Mom would evolve through girlhood and into an adult with both these traits, although the first one was more prevalent in her youth. She had immense self-confidence, a strong moral sense, and clear expectations of how people should behave, but she wasn't a prig. It was virtually impossible to sway her from her beliefs. Sometimes that's a wonderful feature. Other times...not so great. But that's who she was, and once she started writing regularly in a diary---at the age of ten---her go-getter personality came ever-more into focus.

Tuesday, May 1, 2012

A May Wedding, 1916

Wedding--May 16, 1916
Louise and John Koroschetz- Chicago, IL
Did they meet at one of the German concerts Louise Woschkeruscha was fond of attending on her weekends off  from the dressmaking shop that created Parisian fashions right here in Chicago? Perhaps through mutual friends at the German cinema?

Louise was self-conscious about her appearance because of the pox scars that pitted her face after she contracted smallpox as a little girl. The disease had killed her sister. Somehow, somewhere in Chicago, she met John Koroschetz, an intelligent, talented machinist, carpenter, and tool and die maker, who had his own disfiguration: two fingers on his left hand had been lost in a machine shop accident when he was twenty-two.

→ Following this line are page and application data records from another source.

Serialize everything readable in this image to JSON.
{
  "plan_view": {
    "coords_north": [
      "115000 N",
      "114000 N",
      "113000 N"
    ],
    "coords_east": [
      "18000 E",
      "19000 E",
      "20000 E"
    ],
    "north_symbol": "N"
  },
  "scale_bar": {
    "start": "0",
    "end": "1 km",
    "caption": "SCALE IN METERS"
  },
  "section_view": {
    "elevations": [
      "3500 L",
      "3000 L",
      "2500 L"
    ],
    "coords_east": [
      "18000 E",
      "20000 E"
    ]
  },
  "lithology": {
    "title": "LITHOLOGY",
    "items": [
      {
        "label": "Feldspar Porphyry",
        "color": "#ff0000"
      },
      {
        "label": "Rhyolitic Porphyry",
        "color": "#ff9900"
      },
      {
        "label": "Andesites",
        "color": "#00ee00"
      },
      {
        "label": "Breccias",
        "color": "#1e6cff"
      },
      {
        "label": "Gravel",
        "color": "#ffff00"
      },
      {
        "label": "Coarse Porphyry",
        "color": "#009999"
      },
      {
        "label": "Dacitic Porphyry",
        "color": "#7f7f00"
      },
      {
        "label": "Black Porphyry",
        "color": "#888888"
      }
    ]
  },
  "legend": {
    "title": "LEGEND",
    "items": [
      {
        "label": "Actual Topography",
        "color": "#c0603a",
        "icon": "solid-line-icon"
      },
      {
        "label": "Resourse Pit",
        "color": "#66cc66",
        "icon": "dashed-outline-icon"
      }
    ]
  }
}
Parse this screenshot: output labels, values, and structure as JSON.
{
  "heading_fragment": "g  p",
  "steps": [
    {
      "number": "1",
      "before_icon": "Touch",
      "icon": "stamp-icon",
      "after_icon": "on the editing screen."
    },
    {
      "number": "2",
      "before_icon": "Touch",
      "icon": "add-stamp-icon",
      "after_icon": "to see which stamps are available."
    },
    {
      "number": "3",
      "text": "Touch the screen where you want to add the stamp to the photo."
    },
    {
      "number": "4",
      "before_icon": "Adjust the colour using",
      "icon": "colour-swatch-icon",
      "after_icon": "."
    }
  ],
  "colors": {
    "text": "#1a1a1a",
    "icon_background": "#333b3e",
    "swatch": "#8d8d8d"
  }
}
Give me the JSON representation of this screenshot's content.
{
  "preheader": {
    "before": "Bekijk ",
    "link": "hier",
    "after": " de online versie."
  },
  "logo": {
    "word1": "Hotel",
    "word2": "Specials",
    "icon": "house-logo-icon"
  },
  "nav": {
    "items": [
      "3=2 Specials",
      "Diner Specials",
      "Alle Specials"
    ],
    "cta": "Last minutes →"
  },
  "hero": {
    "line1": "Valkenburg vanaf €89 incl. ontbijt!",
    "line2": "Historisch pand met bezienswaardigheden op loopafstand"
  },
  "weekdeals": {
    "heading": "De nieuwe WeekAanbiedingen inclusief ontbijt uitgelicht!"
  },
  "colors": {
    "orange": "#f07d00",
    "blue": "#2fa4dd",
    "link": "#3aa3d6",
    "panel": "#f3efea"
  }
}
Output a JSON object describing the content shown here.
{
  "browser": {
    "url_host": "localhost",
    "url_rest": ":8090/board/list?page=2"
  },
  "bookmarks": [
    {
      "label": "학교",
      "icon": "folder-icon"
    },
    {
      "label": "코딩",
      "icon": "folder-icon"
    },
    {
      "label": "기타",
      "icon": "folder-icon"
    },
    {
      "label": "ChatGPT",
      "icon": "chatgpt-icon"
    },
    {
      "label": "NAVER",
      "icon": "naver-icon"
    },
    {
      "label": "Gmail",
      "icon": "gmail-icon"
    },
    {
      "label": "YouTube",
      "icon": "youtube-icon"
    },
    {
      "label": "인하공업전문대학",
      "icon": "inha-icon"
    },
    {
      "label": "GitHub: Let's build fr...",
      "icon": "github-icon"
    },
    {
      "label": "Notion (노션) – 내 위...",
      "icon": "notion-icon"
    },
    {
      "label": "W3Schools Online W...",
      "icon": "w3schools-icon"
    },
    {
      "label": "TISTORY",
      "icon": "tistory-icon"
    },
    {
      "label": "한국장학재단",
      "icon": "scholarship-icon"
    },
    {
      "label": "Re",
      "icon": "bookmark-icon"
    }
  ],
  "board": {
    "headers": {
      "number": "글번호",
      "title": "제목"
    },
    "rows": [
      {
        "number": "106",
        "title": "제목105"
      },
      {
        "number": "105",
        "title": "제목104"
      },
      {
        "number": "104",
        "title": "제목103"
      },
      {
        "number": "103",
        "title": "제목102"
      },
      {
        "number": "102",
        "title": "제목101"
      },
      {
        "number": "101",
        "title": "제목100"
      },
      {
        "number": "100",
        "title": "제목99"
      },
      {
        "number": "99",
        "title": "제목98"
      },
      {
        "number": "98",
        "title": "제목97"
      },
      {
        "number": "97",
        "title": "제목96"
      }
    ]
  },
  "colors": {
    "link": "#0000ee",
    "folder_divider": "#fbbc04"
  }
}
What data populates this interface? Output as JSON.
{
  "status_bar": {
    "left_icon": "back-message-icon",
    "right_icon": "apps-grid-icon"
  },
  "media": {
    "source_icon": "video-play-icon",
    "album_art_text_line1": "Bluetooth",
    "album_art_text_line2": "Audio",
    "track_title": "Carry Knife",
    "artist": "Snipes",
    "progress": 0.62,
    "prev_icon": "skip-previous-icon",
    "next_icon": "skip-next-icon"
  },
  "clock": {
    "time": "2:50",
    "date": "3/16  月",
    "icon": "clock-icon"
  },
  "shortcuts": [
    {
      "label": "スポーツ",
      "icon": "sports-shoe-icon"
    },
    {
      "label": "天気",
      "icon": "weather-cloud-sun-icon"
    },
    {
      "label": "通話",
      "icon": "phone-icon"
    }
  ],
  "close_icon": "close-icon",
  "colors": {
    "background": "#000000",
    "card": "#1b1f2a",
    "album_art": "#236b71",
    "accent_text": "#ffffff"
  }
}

Perhaps his truncated fingers had given my grandmother confidence that this was a man who could understand physical disfigurement and would love and accept her despite the scars she bore; that she could trust his love. They married on May 6, 1916, almost 96 years ago.

Two photos memorialized the event. No fancy wedding or wedding dress for Louise, just an elegant outfit she undoubtedly had designed and created herself. A black hat with white feathers crowned her head. John wore a dark, brimmed hat, a light coat, gloves, and tie knotted neatly into a high collared shirt, stylish at the time.  
If you look closely at the photo below, in which John and Louise have removed their outer garments, both regard the camera with confidence. John rests his left hand on his thigh, unself-conscious of his two damaged fingers, visible for all posterity. About a year and a half after their wedding, their first and only child, my mother, Lillian, would be born. She was a go-getter from the start. 

I'll introduce you to her through two baby pictures that capture Lillian's dual, complex nature.
Wedding––Louise and John Koroschetz,
my maternal grandparents - May 16, 1916.